Less than two years later in early 2022 and using the mixed-fuel carrier, Iran could send the second version of the Nour satellite into a low orbit of 500km (310 miles). A few months later in August, an Iranian-owned and Russian-built satellite, which was said be capable of taking high-resolution images, was successfully launched from a base in Kazakhstan.
Western countries against Iran’s space program
All the progress regarding Iran’s space abilities is while the Western countries, especially the US, have imposed heavy sanctions on Tehran’s space program for many years. They believe that Iran’s activities in developing indigenous satellites are in violation of the United Nations Security Council resolution 2231 underpinning the country’s 2015 nuclear deal with world powers because the technology could potentially be used to facilitate nuclear weapons. Iran, however, has repeatedly dismissed such claims, maintaining that its nuclear program is entirely peaceful.
As part of one of the clauses of the nuclear deal known as the Joint Comprehensive Plan of Action (JCPOA), a number of restrictions on Iran’s development of ballistic missiles is set to be automatically lifted next month.
However, the three European countries party to the deal, including the UK, France, and Germany, issued a statement last month, claiming that despite their promises they had made in the deal, none of them is going to agree to the lifting of the sanctions. The reason, as the statement said, was because Iran has violated the accord by restoring more 60% enriched uranium than expected.

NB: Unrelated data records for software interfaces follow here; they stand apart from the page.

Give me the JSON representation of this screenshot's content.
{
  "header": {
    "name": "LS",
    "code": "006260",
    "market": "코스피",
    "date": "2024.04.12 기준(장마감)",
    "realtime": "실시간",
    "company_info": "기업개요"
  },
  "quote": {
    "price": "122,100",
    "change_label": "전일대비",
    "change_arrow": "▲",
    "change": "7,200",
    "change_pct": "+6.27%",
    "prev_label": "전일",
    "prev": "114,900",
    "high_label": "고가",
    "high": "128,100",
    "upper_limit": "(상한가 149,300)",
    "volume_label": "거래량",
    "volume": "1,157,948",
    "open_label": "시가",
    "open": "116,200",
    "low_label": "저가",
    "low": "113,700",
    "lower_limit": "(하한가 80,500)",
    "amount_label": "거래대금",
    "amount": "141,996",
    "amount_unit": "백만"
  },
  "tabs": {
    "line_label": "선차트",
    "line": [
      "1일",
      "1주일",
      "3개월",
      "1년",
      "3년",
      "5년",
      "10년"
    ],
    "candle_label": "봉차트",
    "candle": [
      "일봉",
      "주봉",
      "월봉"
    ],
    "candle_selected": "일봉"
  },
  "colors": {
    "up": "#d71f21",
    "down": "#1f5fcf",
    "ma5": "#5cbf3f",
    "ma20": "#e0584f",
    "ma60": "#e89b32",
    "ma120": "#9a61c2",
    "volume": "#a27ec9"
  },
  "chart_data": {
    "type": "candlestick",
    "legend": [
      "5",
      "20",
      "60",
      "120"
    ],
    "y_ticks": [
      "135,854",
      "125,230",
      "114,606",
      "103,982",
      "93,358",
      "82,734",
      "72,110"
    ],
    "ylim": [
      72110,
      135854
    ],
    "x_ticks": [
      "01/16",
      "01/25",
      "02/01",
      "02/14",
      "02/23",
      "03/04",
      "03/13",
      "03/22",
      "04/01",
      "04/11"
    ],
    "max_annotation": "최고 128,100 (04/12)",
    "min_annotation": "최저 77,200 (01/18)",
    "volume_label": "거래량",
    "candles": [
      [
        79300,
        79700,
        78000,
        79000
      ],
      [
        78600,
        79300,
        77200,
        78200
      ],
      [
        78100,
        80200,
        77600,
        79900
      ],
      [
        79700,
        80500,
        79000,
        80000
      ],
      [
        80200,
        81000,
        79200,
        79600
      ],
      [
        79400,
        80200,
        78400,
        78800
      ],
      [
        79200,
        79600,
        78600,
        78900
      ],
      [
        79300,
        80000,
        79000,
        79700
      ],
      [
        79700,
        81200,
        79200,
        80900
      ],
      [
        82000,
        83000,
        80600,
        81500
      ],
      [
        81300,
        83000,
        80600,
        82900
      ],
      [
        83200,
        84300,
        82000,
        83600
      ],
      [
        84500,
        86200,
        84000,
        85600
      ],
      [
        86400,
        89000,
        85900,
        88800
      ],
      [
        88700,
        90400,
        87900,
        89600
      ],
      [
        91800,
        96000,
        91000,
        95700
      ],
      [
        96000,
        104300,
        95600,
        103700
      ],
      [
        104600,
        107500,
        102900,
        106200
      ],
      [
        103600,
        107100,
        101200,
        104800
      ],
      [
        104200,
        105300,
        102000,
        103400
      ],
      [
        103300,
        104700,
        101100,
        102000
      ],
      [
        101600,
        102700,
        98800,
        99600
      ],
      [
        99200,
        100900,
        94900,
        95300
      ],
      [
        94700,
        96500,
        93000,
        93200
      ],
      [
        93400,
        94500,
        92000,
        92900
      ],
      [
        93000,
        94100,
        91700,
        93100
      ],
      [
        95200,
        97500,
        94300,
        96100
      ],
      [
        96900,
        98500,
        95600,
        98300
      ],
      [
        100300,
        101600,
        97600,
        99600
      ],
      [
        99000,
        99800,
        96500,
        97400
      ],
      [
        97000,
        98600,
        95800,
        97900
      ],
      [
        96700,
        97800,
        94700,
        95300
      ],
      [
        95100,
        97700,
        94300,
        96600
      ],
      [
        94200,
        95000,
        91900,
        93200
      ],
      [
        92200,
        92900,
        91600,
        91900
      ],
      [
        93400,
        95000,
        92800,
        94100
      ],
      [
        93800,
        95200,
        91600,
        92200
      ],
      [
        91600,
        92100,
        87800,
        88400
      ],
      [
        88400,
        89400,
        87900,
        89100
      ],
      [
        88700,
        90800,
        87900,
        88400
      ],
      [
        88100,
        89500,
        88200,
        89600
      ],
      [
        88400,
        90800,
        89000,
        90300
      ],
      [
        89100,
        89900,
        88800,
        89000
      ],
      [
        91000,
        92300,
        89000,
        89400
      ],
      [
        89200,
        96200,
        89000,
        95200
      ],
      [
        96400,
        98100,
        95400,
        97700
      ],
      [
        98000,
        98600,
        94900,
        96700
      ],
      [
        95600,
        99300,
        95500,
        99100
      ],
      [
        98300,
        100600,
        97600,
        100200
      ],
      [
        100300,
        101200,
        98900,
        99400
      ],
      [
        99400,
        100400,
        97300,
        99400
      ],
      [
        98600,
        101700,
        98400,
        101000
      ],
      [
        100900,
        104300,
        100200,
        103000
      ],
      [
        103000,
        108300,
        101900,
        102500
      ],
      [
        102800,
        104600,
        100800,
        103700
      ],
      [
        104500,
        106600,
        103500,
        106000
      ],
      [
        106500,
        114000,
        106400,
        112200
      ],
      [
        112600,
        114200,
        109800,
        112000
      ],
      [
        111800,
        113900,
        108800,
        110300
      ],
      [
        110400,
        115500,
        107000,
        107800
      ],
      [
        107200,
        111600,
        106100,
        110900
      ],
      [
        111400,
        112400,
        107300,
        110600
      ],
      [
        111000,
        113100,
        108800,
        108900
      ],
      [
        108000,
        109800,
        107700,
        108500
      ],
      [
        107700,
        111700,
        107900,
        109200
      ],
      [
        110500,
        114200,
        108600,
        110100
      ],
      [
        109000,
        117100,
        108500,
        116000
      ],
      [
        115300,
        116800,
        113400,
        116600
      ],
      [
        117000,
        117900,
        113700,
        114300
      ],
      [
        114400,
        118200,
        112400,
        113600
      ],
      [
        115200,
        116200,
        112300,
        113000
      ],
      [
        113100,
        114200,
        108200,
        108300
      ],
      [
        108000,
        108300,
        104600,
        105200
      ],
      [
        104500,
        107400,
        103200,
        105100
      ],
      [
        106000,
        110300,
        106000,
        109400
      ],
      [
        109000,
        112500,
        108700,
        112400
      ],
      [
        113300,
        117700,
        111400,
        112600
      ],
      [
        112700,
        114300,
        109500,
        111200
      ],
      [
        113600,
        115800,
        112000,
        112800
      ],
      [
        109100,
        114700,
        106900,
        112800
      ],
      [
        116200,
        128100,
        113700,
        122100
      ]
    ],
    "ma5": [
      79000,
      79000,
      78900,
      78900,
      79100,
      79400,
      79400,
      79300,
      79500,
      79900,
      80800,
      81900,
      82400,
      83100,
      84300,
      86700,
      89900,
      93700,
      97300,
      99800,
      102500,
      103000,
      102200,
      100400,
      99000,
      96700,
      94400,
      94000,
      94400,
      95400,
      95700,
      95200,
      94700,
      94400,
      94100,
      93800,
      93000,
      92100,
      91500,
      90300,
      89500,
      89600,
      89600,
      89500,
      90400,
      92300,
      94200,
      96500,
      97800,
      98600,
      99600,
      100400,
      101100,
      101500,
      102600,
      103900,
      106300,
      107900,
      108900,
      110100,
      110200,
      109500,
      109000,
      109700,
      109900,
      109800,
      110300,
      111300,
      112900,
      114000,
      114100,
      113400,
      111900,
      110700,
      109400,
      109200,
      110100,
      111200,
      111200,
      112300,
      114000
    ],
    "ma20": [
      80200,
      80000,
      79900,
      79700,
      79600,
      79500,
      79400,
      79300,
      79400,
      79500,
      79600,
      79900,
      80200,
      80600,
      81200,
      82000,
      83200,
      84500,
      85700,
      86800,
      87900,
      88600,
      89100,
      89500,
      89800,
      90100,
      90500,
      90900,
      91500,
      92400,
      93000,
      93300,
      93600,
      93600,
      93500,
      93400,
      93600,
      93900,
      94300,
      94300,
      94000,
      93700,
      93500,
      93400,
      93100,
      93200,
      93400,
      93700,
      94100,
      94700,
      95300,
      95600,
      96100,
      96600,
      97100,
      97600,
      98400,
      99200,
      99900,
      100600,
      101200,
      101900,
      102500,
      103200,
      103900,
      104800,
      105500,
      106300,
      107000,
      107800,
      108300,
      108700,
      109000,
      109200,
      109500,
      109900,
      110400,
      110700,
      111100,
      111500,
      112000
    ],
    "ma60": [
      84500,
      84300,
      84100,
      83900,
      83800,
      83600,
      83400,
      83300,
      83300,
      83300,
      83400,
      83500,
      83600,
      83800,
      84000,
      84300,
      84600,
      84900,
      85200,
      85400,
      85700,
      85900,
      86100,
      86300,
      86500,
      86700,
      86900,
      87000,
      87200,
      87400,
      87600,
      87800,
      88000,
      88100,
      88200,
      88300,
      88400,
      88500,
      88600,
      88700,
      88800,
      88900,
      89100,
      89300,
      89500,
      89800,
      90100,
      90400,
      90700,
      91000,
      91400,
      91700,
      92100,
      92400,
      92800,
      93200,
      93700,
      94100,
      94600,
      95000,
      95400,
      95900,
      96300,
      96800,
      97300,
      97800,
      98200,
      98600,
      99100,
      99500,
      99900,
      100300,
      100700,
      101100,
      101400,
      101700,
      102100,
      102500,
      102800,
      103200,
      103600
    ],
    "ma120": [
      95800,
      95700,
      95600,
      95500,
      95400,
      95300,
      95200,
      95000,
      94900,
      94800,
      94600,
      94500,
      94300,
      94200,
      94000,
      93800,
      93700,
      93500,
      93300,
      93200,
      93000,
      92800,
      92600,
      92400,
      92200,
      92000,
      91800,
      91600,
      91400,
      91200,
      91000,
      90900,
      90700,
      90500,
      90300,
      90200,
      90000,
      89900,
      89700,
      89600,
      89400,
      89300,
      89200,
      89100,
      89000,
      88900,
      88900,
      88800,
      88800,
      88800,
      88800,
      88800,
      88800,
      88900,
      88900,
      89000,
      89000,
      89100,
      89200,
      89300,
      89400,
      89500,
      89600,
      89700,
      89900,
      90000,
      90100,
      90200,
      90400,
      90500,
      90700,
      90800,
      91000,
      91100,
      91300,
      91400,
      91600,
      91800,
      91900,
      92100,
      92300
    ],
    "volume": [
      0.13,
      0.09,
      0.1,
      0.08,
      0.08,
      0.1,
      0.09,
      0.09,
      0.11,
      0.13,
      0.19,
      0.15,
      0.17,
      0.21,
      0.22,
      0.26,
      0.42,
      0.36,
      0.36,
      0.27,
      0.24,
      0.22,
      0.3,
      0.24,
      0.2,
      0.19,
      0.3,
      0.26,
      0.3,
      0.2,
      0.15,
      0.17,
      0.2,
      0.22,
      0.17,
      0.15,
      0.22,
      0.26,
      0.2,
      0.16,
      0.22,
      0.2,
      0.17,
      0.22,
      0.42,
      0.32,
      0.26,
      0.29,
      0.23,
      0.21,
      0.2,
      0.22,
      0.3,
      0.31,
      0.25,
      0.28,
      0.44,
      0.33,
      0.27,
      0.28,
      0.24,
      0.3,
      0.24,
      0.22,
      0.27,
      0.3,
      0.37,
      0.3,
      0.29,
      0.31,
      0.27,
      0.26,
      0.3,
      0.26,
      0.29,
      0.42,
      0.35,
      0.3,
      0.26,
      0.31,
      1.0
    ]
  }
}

Rejecting the idea, Iran says it was first the US who violated the deal by unilaterally pulling out of it back in 2018, and then the EU countries party to the deal who never fulfilled their promises regarding lifting of sanctions against Tehran.
And now, despite all the embargo from Western countries, Iranian officials have promised to carry on with the expanding satellite program and are expected to launch even more satellites into different orbits in the near future.